Angela McDonald Booth previews the Australian Ballet’s upcoming performances…
My experiences with Graeme Murphy’s choreography spans from his Sydney Dance Company works Daphis and Chloe in 1989 to Fornicon in 1995. There may have been some on either side, and certainly many in between, but these were the defining moments for me. From the modern adaptation of the Ancient Greek tale of lost love, complete with charmingly unexpected skate board gliding Cupid, my journey with Murphy, watching as an aspiring young dancer, began with enthrallment and fascination. Not too many years later, as a much more jaded artist, my love affair with his work descended violently as I found myself walking out of the coarse and grinding chaos that was Fornicon, mid-performance.
I see now of course, that this was the mark of a great choreographer, one that can craft wonderous things from such vast and varied themes as to render the audience amazed, romanced, and yes, even shocked. All these things and more are required of him for the challenge of choreographing and staging the Australian Ballet’s adaptation of the classic Romeo and Juliet.
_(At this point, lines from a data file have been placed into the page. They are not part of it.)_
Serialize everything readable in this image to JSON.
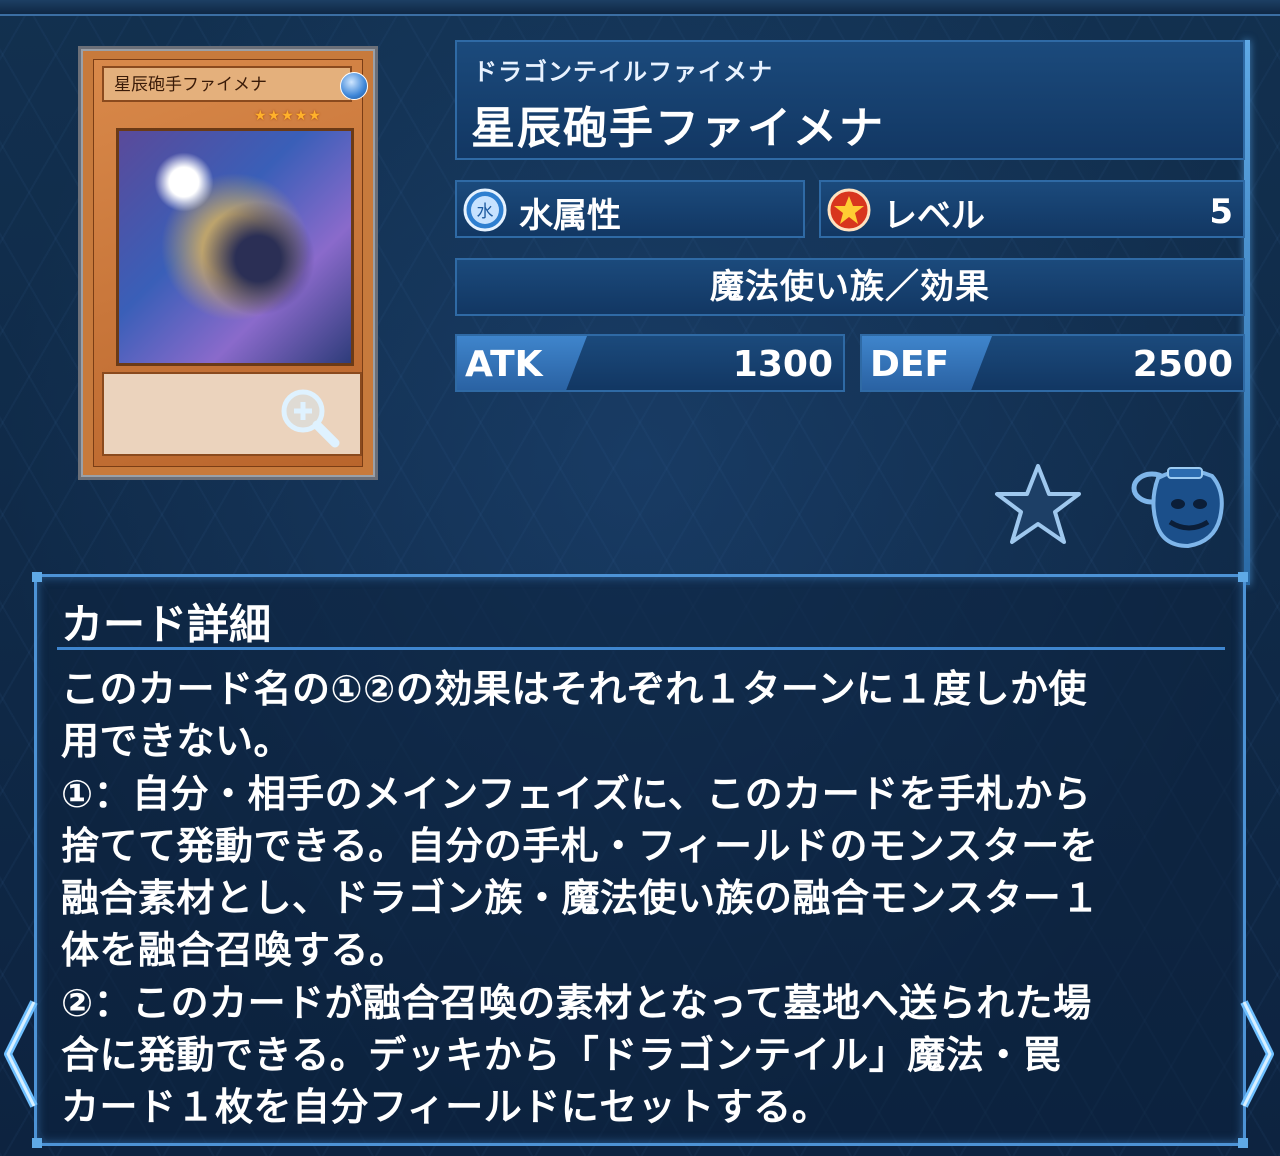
{
  "card": {
    "image_name": "星辰砲手ファイメナ",
    "ruby": "ドラゴンテイルファイメナ",
    "name": "星辰砲手ファイメナ",
    "attribute": "水属性",
    "attribute_icon_glyph": "水",
    "level_label": "レベル",
    "level": "5",
    "type_line": "魔法使い族／効果",
    "atk_label": "ATK",
    "atk": "1300",
    "def_label": "DEF",
    "def": "2500",
    "stars": "★★★★★",
    "colors": {
      "frame": "#c77a3c",
      "accent": "#2f6aa5",
      "panel": "#123763"
    }
  },
  "detail": {
    "title": "カード詳細",
    "text": "このカード名の①②の効果はそれぞれ１ターンに１度しか使\n用できない。\n①：自分・相手のメインフェイズに、このカードを手札から\n捨てて発動できる。自分の手札・フィールドのモンスターを\n融合素材とし、ドラゴン族・魔法使い族の融合モンスター１\n体を融合召喚する。\n②：このカードが融合召喚の素材となって墓地へ送られた場\n合に発動できる。デッキから「ドラゴンテイル」魔法・罠\nカード１枚を自分フィールドにセットする。"
  },
  "icons": [
    "zoom-icon",
    "water-attribute-icon",
    "level-star-icon",
    "favorite-star-icon",
    "pot-of-greed-icon",
    "chevron-left-icon",
    "chevron-right-icon"
  ]
}
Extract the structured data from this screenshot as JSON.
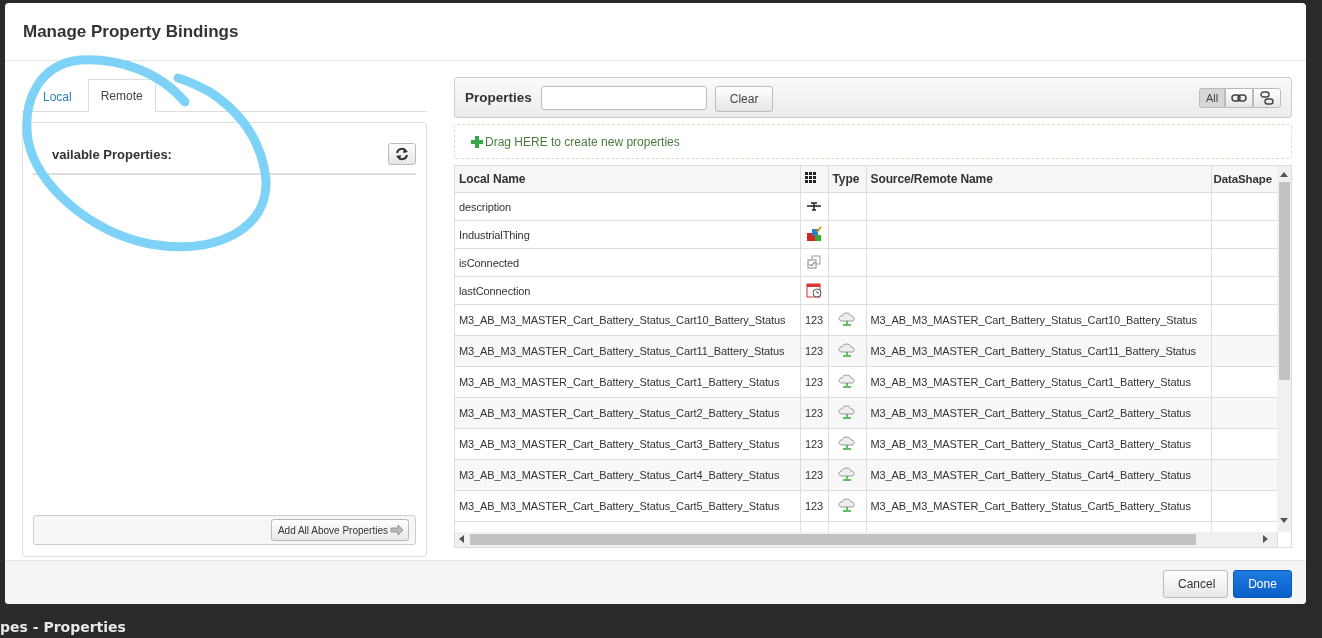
{
  "dialog": {
    "title": "Manage Property Bindings"
  },
  "tabs": [
    {
      "label": "Local",
      "selected": false
    },
    {
      "label": "Remote",
      "selected": true
    }
  ],
  "available_panel": {
    "heading": "vailable Properties:",
    "add_all_button": "Add All Above Properties"
  },
  "properties_toolbar": {
    "label": "Properties",
    "clear_button": "Clear",
    "filters": [
      {
        "kind": "text",
        "label": "All",
        "selected": true
      },
      {
        "kind": "link",
        "selected": false
      },
      {
        "kind": "unlink",
        "selected": false
      }
    ]
  },
  "drop_zone": {
    "text": "Drag HERE to create new properties"
  },
  "table": {
    "columns": [
      {
        "kind": "text",
        "label": "Local Name"
      },
      {
        "kind": "icon"
      },
      {
        "kind": "text",
        "label": "Type"
      },
      {
        "kind": "text",
        "label": "Source/Remote Name"
      },
      {
        "kind": "text",
        "label": "DataShape"
      }
    ],
    "rows": [
      {
        "local_name": "description",
        "base_type": {
          "kind": "string"
        },
        "remote_bound": false
      },
      {
        "local_name": "IndustrialThing",
        "base_type": {
          "kind": "thingname"
        },
        "remote_bound": false
      },
      {
        "local_name": "isConnected",
        "base_type": {
          "kind": "boolean"
        },
        "remote_bound": false
      },
      {
        "local_name": "lastConnection",
        "base_type": {
          "kind": "datetime"
        },
        "remote_bound": false
      },
      {
        "local_name": "M3_AB_M3_MASTER_Cart_Battery_Status_Cart10_Battery_Status",
        "base_type": {
          "kind": "number",
          "label": "123"
        },
        "remote_bound": true,
        "source_name": "M3_AB_M3_MASTER_Cart_Battery_Status_Cart10_Battery_Status"
      },
      {
        "local_name": "M3_AB_M3_MASTER_Cart_Battery_Status_Cart11_Battery_Status",
        "base_type": {
          "kind": "number",
          "label": "123"
        },
        "remote_bound": true,
        "source_name": "M3_AB_M3_MASTER_Cart_Battery_Status_Cart11_Battery_Status"
      },
      {
        "local_name": "M3_AB_M3_MASTER_Cart_Battery_Status_Cart1_Battery_Status",
        "base_type": {
          "kind": "number",
          "label": "123"
        },
        "remote_bound": true,
        "source_name": "M3_AB_M3_MASTER_Cart_Battery_Status_Cart1_Battery_Status"
      },
      {
        "local_name": "M3_AB_M3_MASTER_Cart_Battery_Status_Cart2_Battery_Status",
        "base_type": {
          "kind": "number",
          "label": "123"
        },
        "remote_bound": true,
        "source_name": "M3_AB_M3_MASTER_Cart_Battery_Status_Cart2_Battery_Status"
      },
      {
        "local_name": "M3_AB_M3_MASTER_Cart_Battery_Status_Cart3_Battery_Status",
        "base_type": {
          "kind": "number",
          "label": "123"
        },
        "remote_bound": true,
        "source_name": "M3_AB_M3_MASTER_Cart_Battery_Status_Cart3_Battery_Status"
      },
      {
        "local_name": "M3_AB_M3_MASTER_Cart_Battery_Status_Cart4_Battery_Status",
        "base_type": {
          "kind": "number",
          "label": "123"
        },
        "remote_bound": true,
        "source_name": "M3_AB_M3_MASTER_Cart_Battery_Status_Cart4_Battery_Status"
      },
      {
        "local_name": "M3_AB_M3_MASTER_Cart_Battery_Status_Cart5_Battery_Status",
        "base_type": {
          "kind": "number",
          "label": "123"
        },
        "remote_bound": true,
        "source_name": "M3_AB_M3_MASTER_Cart_Battery_Status_Cart5_Battery_Status"
      }
    ]
  },
  "footer_buttons": [
    {
      "kind": "secondary",
      "label": "Cancel"
    },
    {
      "kind": "primary",
      "label": "Done"
    }
  ],
  "background": {
    "heading_fragment": "pes - Properties"
  }
}
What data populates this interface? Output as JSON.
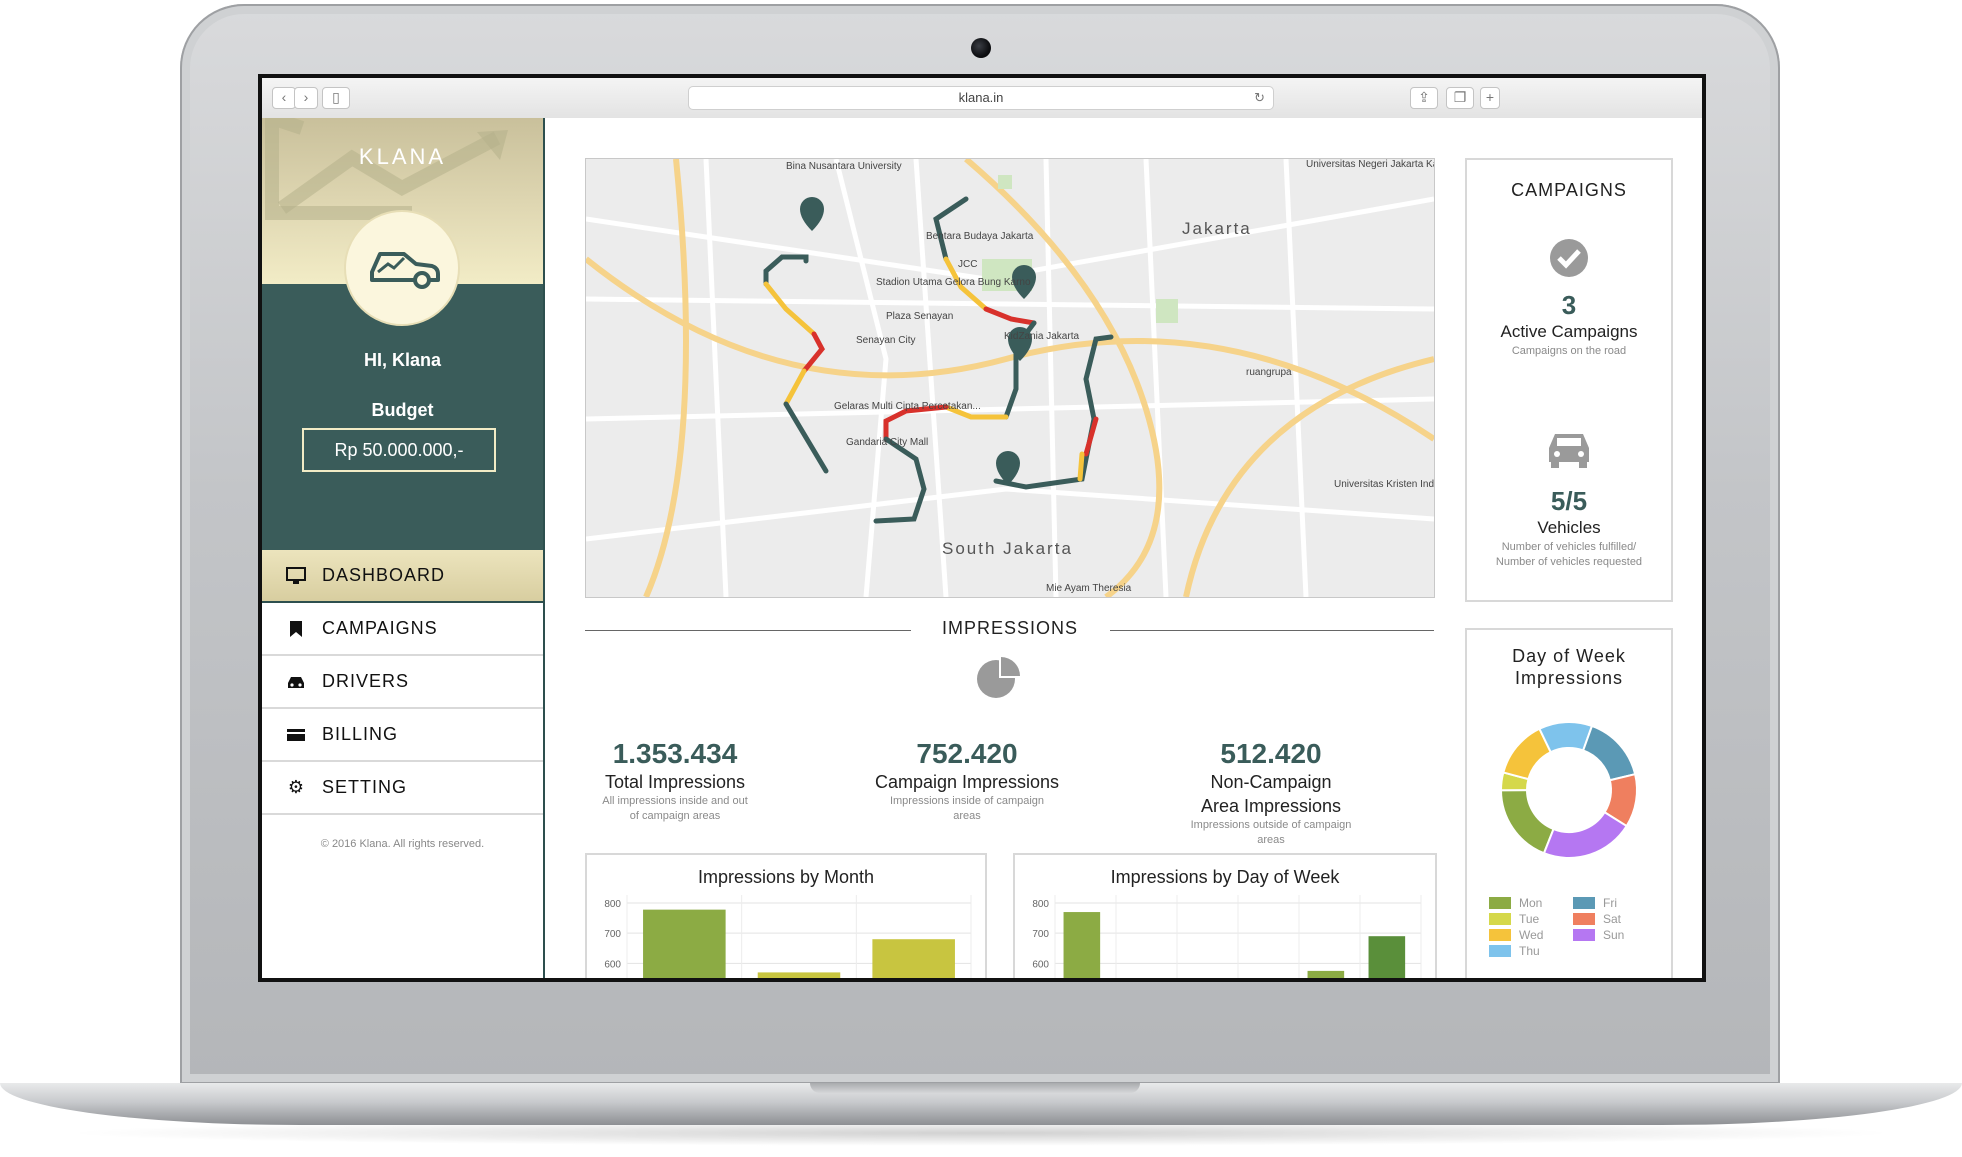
{
  "browser": {
    "url": "klana.in",
    "reload_icon": "reload-icon"
  },
  "sidebar": {
    "logo": "KLANA",
    "greeting": "HI, Klana",
    "budget_label": "Budget",
    "budget_value": "Rp 50.000.000,-",
    "nav": [
      {
        "label": "DASHBOARD",
        "icon": "monitor-icon",
        "active": true
      },
      {
        "label": "CAMPAIGNS",
        "icon": "bookmark-icon",
        "active": false
      },
      {
        "label": "DRIVERS",
        "icon": "car-icon",
        "active": false
      },
      {
        "label": "BILLING",
        "icon": "credit-card-icon",
        "active": false
      },
      {
        "label": "SETTING",
        "icon": "gear-icon",
        "active": false
      }
    ],
    "copyright": "© 2016 Klana. All rights reserved."
  },
  "map": {
    "cities": [
      "Jakarta",
      "South Jakarta"
    ],
    "labels": [
      "Bina Nusantara University",
      "Bentara Budaya Jakarta",
      "Stadion Utama Gelora Bung Karno",
      "JCC",
      "Plaza Senayan",
      "Senayan City",
      "KidZania Jakarta",
      "Gelaras Multi Cipta Percetakan...",
      "Gandaria City Mall",
      "ruangrupa",
      "Universitas Kristen Indonesia",
      "Universitas Negeri Jakarta Kampus",
      "Mie Ayam Theresia"
    ]
  },
  "campaigns": {
    "title": "CAMPAIGNS",
    "active_count": "3",
    "active_label": "Active Campaigns",
    "active_sub": "Campaigns on the road",
    "vehicles_count": "5/5",
    "vehicles_label": "Vehicles",
    "vehicles_sub1": "Number of vehicles fulfilled/",
    "vehicles_sub2": "Number of vehicles requested"
  },
  "impressions": {
    "heading": "IMPRESSIONS",
    "stats": [
      {
        "value": "1.353.434",
        "label1": "Total Impressions",
        "label2": "",
        "sub1": "All impressions inside and out",
        "sub2": "of campaign areas"
      },
      {
        "value": "752.420",
        "label1": "Campaign Impressions",
        "label2": "",
        "sub1": "Impressions inside of campaign",
        "sub2": "areas"
      },
      {
        "value": "512.420",
        "label1": "Non-Campaign",
        "label2": "Area Impressions",
        "sub1": "Impressions outside of campaign",
        "sub2": "areas"
      }
    ]
  },
  "chart_data": [
    {
      "type": "bar",
      "title": "Impressions by Month",
      "yticks": [
        "800",
        "700",
        "600"
      ],
      "ylim_visible": [
        550,
        800
      ],
      "values": [
        778,
        570,
        680
      ],
      "colors": [
        "#8cab44",
        "#c8c540",
        "#c8c540"
      ]
    },
    {
      "type": "bar",
      "title": "Impressions by Day of Week",
      "yticks": [
        "800",
        "700",
        "600"
      ],
      "ylim_visible": [
        550,
        800
      ],
      "values": [
        770,
        575,
        690
      ],
      "colors": [
        "#8cab44",
        "#8cab44",
        "#5a8f3a"
      ]
    },
    {
      "type": "pie",
      "title_line1": "Day of Week",
      "title_line2": "Impressions",
      "categories": [
        "Mon",
        "Tue",
        "Wed",
        "Thu",
        "Fri",
        "Sat",
        "Sun"
      ],
      "values": [
        18,
        4,
        13,
        12,
        15,
        12,
        21
      ],
      "colors": [
        "#8cab44",
        "#d5d84a",
        "#f5c33b",
        "#7ec3ec",
        "#5b99b5",
        "#ef7f5f",
        "#b577f2"
      ]
    }
  ]
}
I come back to that bad taste in my mouth left by the Fornicon experience when thinking about Murphy’s task at handling one of my favourite, and one of the world’s best known ballets. I hold a particularly protective shield against the tinkering with loved themes and characters. Then I remember the creative and innovative genius that is Murphy’s great strength. His trademark ability to blend the classical ballet technique with contemporary philosophies, the dramatic flamboyance of his storytelling and playfulness of his staging and direction. Countless dance companies and choreographers have interpreted this ballet but his, while surely nodding to the traditional, is bound to enchant and lift the audience to unforgettable new heights.
The test will be, for me, the bedroom pas de deux between the tragic couple in the Third Act. As Murphy himself observes it is here that Juliet begins to find the concepts of death and Romeo merge, the line blurs between forbidden love and its consequence. A moment of truth. It is from here that some of Shakespeare’s most profound and touching thoughts spring. Yet it proves, through the throwing of arms around necks, the desperate clinging and clawing, the hollow anguish, that this play can be so beautifully realised in dance and movement.
The Adelaide season of Romeo and Juliet at the Adelaide Festival Centre begins Friday May 25 for six nights and is part of the Australian Ballet’s 50th anniversary season. Book at Bass.